3 should correspond to 32 (according to the

**golden rule**I gave you above)that means increment is 32

so the subnet range should be:

192.168.23.0

192.168.23.32

192.168.23.64

and so on…

the address given to us is 192.168.23.46, so that’ll fall in 192.168.23.32 subnet (as 46 lies between 32 and 64)

Easy.

Here’s another example.

192.168.1.50/28

Again, class C address.
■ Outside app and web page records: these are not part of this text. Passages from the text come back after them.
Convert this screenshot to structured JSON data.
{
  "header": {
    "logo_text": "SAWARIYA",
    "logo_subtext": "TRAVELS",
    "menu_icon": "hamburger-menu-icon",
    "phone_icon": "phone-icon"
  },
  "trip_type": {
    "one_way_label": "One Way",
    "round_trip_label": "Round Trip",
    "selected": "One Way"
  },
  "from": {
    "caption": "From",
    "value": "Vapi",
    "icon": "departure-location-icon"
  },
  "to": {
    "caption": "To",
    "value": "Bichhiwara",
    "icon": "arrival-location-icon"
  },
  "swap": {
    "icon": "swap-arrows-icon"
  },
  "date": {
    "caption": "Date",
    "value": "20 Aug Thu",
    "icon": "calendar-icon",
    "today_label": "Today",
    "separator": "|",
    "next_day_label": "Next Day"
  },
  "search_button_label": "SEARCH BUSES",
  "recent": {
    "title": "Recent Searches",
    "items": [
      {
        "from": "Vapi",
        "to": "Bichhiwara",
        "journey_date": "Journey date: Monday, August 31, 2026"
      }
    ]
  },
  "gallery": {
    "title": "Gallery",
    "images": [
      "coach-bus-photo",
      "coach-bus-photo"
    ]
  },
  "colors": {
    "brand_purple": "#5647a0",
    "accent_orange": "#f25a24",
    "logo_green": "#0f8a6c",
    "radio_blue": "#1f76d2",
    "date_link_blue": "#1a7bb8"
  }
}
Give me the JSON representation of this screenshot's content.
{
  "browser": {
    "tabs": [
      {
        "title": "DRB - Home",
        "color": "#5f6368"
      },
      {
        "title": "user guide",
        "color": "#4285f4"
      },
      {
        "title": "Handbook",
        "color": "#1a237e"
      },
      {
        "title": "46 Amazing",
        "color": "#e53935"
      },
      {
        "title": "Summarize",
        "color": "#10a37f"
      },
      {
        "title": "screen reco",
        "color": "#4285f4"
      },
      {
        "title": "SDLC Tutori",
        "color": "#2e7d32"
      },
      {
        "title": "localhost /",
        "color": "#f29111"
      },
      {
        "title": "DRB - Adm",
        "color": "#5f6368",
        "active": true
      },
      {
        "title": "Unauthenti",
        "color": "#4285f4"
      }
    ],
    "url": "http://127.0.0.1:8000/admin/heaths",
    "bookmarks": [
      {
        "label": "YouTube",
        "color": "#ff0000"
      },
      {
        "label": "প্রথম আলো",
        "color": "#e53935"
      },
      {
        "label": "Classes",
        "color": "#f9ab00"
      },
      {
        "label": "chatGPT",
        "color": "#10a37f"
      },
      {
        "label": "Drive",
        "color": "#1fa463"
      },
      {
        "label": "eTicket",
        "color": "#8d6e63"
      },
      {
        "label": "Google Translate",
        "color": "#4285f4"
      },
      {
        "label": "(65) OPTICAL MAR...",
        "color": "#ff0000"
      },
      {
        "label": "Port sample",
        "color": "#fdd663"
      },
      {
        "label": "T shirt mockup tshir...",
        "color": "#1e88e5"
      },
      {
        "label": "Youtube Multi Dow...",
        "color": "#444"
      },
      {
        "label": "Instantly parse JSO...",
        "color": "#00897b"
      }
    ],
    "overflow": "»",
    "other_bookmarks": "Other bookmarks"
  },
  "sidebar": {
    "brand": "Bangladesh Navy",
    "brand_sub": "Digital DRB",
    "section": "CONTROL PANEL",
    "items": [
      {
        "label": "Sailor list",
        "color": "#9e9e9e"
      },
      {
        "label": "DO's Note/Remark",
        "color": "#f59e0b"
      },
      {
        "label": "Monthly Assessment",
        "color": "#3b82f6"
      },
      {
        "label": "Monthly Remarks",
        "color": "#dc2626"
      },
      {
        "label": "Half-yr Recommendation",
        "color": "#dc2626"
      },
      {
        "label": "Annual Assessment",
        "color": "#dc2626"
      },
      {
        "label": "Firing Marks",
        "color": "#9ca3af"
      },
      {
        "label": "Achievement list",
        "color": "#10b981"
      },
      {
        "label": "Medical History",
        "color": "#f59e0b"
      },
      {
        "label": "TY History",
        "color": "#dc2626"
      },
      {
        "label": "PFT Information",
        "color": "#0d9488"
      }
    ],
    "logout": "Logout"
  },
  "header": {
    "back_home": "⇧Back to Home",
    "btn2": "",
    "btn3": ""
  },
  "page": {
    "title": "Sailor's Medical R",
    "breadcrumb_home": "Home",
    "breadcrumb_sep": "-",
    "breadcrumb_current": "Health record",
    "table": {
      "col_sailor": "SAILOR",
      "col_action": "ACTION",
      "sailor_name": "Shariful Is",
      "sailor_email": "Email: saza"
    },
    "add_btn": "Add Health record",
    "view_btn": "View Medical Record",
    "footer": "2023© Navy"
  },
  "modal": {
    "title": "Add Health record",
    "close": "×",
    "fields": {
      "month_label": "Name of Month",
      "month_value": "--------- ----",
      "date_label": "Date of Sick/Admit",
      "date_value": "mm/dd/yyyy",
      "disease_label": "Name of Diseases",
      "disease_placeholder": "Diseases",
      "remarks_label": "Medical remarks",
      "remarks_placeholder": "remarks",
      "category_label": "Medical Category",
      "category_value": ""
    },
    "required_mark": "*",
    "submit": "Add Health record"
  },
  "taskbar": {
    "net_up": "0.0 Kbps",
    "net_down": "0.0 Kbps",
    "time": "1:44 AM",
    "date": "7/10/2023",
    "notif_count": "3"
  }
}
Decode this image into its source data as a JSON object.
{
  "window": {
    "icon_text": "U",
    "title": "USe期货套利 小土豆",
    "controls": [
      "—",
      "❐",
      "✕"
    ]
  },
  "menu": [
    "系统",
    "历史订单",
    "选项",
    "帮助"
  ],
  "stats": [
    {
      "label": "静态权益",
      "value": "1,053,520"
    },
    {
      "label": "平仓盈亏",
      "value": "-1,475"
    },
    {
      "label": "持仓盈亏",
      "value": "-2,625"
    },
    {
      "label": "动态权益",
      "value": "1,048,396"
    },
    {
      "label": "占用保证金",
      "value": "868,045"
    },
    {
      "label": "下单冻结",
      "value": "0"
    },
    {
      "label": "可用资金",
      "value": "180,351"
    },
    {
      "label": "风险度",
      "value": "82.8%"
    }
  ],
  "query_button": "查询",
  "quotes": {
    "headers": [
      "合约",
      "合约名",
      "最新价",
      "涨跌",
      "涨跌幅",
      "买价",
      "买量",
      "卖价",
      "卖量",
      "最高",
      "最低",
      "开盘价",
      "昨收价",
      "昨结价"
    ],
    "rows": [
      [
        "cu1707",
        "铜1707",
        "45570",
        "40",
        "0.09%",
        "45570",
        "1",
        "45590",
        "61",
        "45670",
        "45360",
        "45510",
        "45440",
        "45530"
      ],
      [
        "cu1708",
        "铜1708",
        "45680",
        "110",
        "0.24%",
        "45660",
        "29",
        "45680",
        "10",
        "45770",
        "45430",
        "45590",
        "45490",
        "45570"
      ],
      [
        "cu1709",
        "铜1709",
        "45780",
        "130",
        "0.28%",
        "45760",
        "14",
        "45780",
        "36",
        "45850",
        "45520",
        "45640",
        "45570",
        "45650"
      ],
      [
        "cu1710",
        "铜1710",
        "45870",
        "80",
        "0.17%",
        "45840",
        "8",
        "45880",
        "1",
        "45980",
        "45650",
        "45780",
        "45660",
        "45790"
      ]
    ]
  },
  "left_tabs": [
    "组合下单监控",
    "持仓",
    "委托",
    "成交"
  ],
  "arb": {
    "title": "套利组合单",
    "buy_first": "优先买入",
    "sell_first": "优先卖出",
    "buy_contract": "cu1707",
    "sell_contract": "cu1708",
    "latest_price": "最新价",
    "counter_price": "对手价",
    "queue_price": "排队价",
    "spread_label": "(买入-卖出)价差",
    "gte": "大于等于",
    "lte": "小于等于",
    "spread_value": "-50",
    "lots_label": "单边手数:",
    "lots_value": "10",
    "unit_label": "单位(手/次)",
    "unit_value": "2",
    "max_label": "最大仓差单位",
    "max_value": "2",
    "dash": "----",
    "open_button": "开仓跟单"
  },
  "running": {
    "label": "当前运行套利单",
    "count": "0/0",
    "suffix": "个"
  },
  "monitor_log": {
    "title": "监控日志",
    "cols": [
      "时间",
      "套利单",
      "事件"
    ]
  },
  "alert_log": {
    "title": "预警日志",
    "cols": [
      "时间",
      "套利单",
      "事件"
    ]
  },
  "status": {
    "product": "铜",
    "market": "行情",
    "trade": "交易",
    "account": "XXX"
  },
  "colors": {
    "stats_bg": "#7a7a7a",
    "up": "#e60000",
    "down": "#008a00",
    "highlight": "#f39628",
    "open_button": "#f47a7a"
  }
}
So this is what you do: 28-24=4

Golden rule: 4 corresponds to 16, so 16 should be the ‘increment’.

So here we go:

192.168.1.0

192.168.1.16

192.168.1.32

192.168.1.48

192.168.1.64

and so on…

our address has the last octet value of 50, which lies in the range 48 - 64, so the address is in the 192.168.1.48 subnet.

Let’s try a Class B example now:

What subnet does host 172.28.12.167/20 belong to?

Its a class B address so this is what we do: 20 - 16 = 4

4 should correspond to 32 going by the golden rule, so increment value is 32 here.

Since it’s a class B address, here’s how we can break the bits into Network and Host bits:

Typical Class B address: 8 Net bits - 8 Net bits (16) - 8 Host bits - 8 Host bits (16)

This example: 8 Net bits - 8 Net bits - 4 Host bits - 0 Host bits (we only have 4 Host bits, remember? 20-16 = 4)

So the increment would be in 3rd octet.

Here we go:

172.28.0.0

172.28.16.0

172.28.32.0 and so on..

Third octet in this example is 12, so it should lie in the first address (between 0 and 16): 172.28.0.0

If you’re preparing for a CCNA exam, this rule should help a lot, as you can easily remember it and after some practice, these values do get embedded in your brain. Saves you a lot of time.

If the Subnet mask has been provided in dotted format, just subtract the first non-zero octet value from right by 256 and that’ll give you the ‘increment’ value.

Example, 192.168.23.46 255.255.255.240

All you do is: 256-240 = 16. 16 is your increment value!

Another example, 172.15.23.187 255.255.248.0

All you do is: 256-248=8. 8 is your increment value and here’s what the subnets should look like:

172.15.0.0

172.15.8.0

172.15.16.0 and so on..

Hope this helps. Cheers!